TASK DIRECTIONS = Copy all lines containing the string "content" from the records below.

[Component data from apps and pages]
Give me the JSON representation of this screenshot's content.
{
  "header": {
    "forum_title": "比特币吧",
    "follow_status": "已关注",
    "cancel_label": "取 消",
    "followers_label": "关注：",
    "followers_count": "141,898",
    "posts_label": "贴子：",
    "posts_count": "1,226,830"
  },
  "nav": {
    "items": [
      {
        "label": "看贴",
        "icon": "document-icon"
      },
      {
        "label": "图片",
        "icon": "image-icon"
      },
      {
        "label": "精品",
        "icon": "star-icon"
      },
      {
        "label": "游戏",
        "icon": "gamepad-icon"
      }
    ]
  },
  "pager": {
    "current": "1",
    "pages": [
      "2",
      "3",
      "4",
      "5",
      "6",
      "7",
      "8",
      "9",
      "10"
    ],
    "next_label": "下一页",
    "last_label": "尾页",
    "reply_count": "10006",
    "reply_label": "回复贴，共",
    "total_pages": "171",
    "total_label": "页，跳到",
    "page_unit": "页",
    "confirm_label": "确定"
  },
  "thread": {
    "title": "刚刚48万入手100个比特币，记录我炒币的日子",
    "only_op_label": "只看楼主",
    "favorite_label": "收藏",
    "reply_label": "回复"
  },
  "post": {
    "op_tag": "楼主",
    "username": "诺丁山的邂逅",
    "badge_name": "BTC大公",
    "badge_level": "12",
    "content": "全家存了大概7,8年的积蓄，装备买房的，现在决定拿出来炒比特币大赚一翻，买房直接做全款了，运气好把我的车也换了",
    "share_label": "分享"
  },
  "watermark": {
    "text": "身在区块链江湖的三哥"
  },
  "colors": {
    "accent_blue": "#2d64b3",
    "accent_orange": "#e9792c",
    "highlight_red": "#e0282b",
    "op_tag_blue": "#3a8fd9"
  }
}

ANSWER SECTION =
Give me the JSON representation of this screenshot's content.
    "content": "全家存了大概7,8年的积蓄，装备买房的，现在决定拿出来炒比特币大赚一翻，买房直接做全款了，运气好把我的车也换了",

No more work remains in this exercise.